Directed by Andrew Adamson, starring Tilda Swinton, James McAvoy, Georgie Henley, Skandar Keynes, William Moseley, Anna Popplewell, Liam Neeson, Ray Winstone, Jim Broadbent and Dawn French.

Yearning for the enchantment of classic fantasy, or childhood nostalgia, legions of fans have been waiting for '...Narnia'. Director Andrew Adamson's challenge was not only to make a film, but to make the Narnian world exist and fulfil the expectations of so many imaginative people.

Adamson, who was also responsible for the 'Shrek' films, directs this CGI masterpiece with dexterity and has the nous to know that interfering with the original plot would be detrimental. And so, as if spooled from a child's imagination, Disney presents the first of the 'Chronicles of Narnia', true to the book and just as absorbing.

In the land of Narnia, prophecy has it that only the two sons of Adam and the two daughters of Eve can end the wicked White Witch's rule and break her curse of eternal winter.
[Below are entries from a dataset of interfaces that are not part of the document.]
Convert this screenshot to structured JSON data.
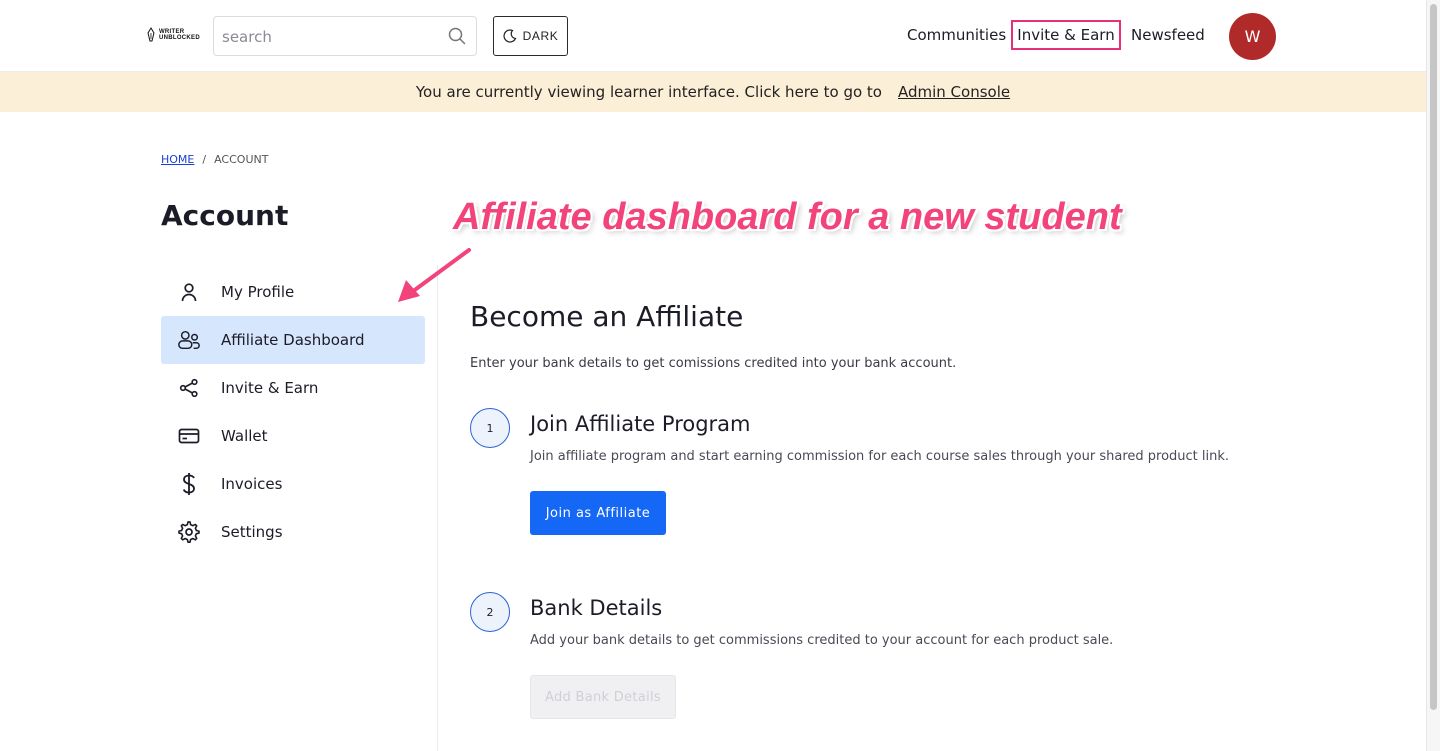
{
  "header": {
    "logo_text_line1": "WRITER",
    "logo_text_line2": "UNBLOCKED",
    "search_placeholder": "search",
    "dark_label": "DARK",
    "nav": [
      "Communities",
      "Invite & Earn",
      "Newsfeed"
    ],
    "avatar_initial": "W"
  },
  "banner": {
    "text": "You are currently viewing learner interface. Click here to go to",
    "link": "Admin Console"
  },
  "breadcrumb": {
    "home": "HOME",
    "separator": "/",
    "current": "ACCOUNT"
  },
  "page_title": "Account",
  "sidebar": {
    "items": [
      {
        "label": "My Profile",
        "icon": "user-icon",
        "active": false
      },
      {
        "label": "Affiliate Dashboard",
        "icon": "users-icon",
        "active": true
      },
      {
        "label": "Invite & Earn",
        "icon": "share-icon",
        "active": false
      },
      {
        "label": "Wallet",
        "icon": "credit-card-icon",
        "active": false
      },
      {
        "label": "Invoices",
        "icon": "dollar-icon",
        "active": false
      },
      {
        "label": "Settings",
        "icon": "gear-icon",
        "active": false
      }
    ]
  },
  "annotation": "Affiliate dashboard for a new student",
  "main": {
    "title": "Become an Affiliate",
    "subtitle": "Enter your bank details to get comissions credited into your bank account.",
    "steps": [
      {
        "number": "1",
        "title": "Join Affiliate Program",
        "desc": "Join affiliate program and start earning commission for each course sales through your shared product link.",
        "button": "Join as Affiliate"
      },
      {
        "number": "2",
        "title": "Bank Details",
        "desc": "Add your bank details to get commissions credited to your account for each product sale.",
        "button": "Add Bank Details"
      }
    ]
  },
  "colors": {
    "primary": "#1468f5",
    "active_bg": "#d6e6fd",
    "banner_bg": "#fcefd8",
    "avatar_bg": "#b02a2a",
    "annotation": "#f2437b",
    "highlight_border": "#e8307a"
  }
}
While the four Pevensie siblings try to escape war in the real world, in Narnia they are destined to lead the battle of good against evil.

Peter (Moseley), Susan (Popplewell), Edmund (Keynes) and Lucy (Henley) find themselves en route to the safety of the English countryside during World War Two. Safe in Professor Digory Kirke's (Broadbent) house, they entertain themselves and one day play hide-and-seek. Lucy, the youngest and most imaginative of the Pevensies, hides in an old wardrobe full of fur coats in the spare room. As she steps further back into the wardrobe, she falls into another world, a magical winter wonderland full of mythological creatures.
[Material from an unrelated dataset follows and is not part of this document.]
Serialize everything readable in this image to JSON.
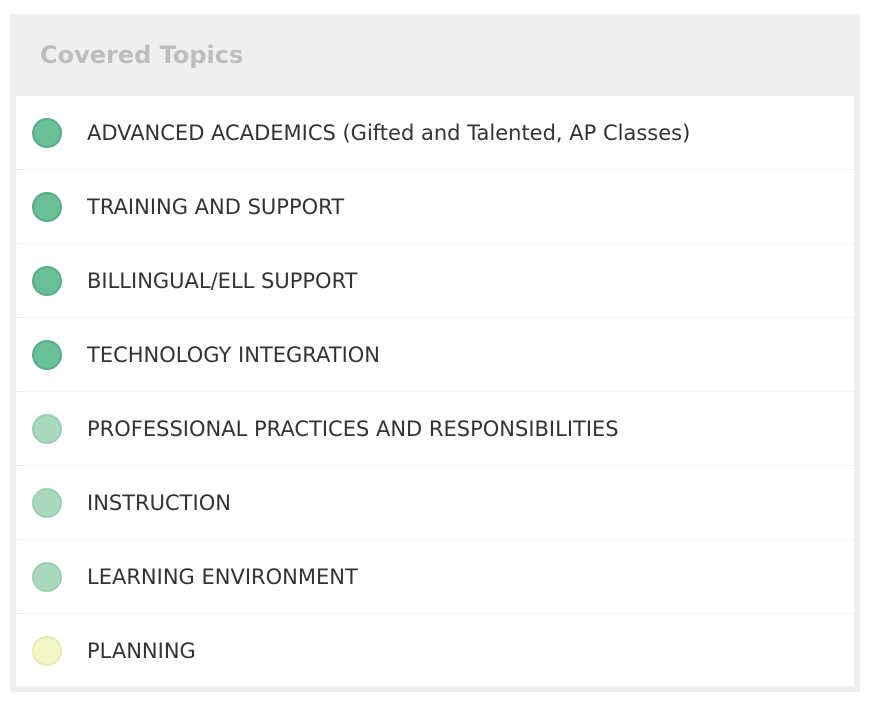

In awe and wonder, little Lucy befriends a fawn, Mr Tumnus (McAvoy), she sees carrying parcels through the snow. But Mr Tumnus explains that evil is at work in Narnia and escorts her safely back to the portal. Lucy's siblings don't believe that another world could exist, never mind be entered through the wardrobe, but one night Edmund, the younger of the brothers, follows Lucy through the wardrobe. While she visits her new friend, Edmund is seduced by the White Witch (Swinton) with the promise of a room-full of Turkish Delights, if he brings all of his valuable siblings to her.

With word of their arrival, Aslan (Neeson) the Messiah-like lion who previously ruled Narnia, emerges from the depths to prepare for the colossal fight between good and evil. But all the four siblings must unite if Narnia is to fight evil and Edmund must be loyal to his family and ask for forgiveness if goodness has any chance of winning.
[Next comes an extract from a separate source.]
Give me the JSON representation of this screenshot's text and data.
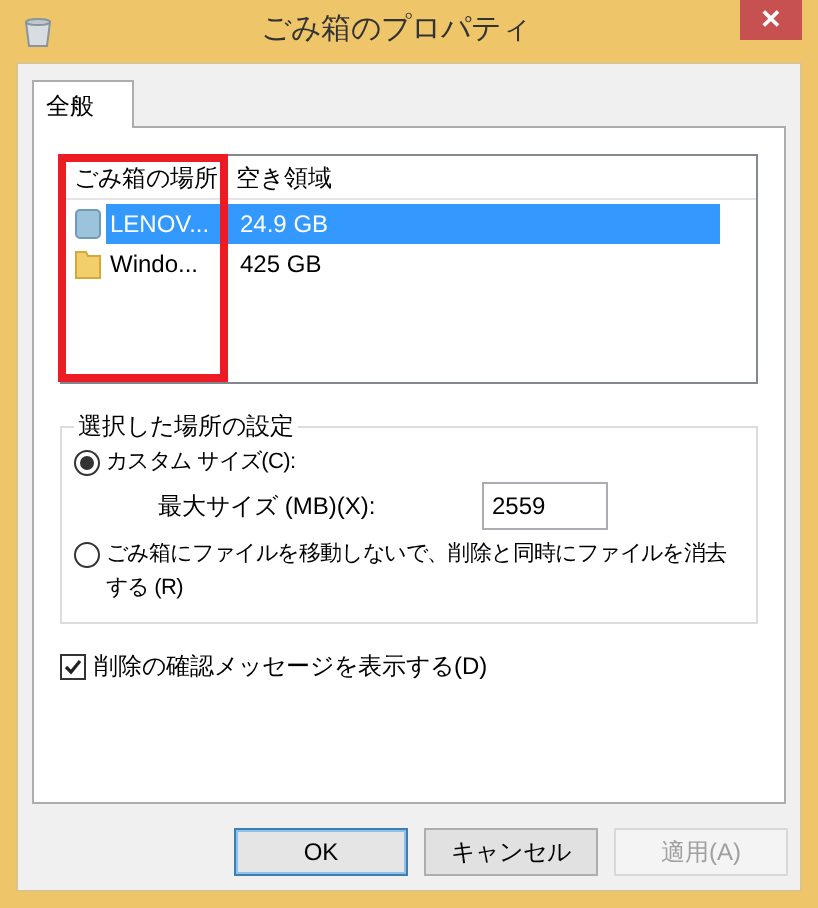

The magical land of Narnia looks beautifully real, thanks to Adamson's special effects background, some first class CGI and the collective masterminds who also brought 'The Lord of the Rings' to life. The mythological creatures; the fauns, centaurs, the ravenous wolves and beavers are near life-like.

The characters are endearing. Liam Neeson voices Aslan with a great venerability - the richness, depth and sheer quality of his voice fitting the noble, majestic lion. Georgie Henley, who plays Lucy, is probably the best of the children, as her initial amazement at this intriguing world turns into acceptance that it is real, after which emotion carries her through.

Most importantly, though, the evil seen in Narnia is cold-blooded and 'pure', with an unprecedented Disney evilness casting its dark spell in the form of Swinton's White Witch. Many scenes restate her evilness, as she shockingly slaps little Edmund across the face, turns Mr Tumnus to stone, or has Aslan bound, shaved and killed at the stone table. Swinton becomes evil with just one stiff, petrifying glance, and is the 'best' that evil can be.

CS Lewis' 'Chronicles of Narnia' is the second most successful book series in the world, having sold over 85m copies. Harry Potter holds pole position, but there could well be a reversal of places if, and surely when, the Narnia series gains momentum on the big screen. 'Prince Caspian' - episode two of seven - is already in pre-production. Somewhere between Narnia and Hogwarts, in a fantastical realm, Harry P and the White Witch must be doing their best to out-do each other.

Just as you imagined, Narnia has been brought to life and it will enchant all those who loved the books and leave children sounding the back of wardrobes in the hope of finding a secret and magical land.

Patricia O'Callaghan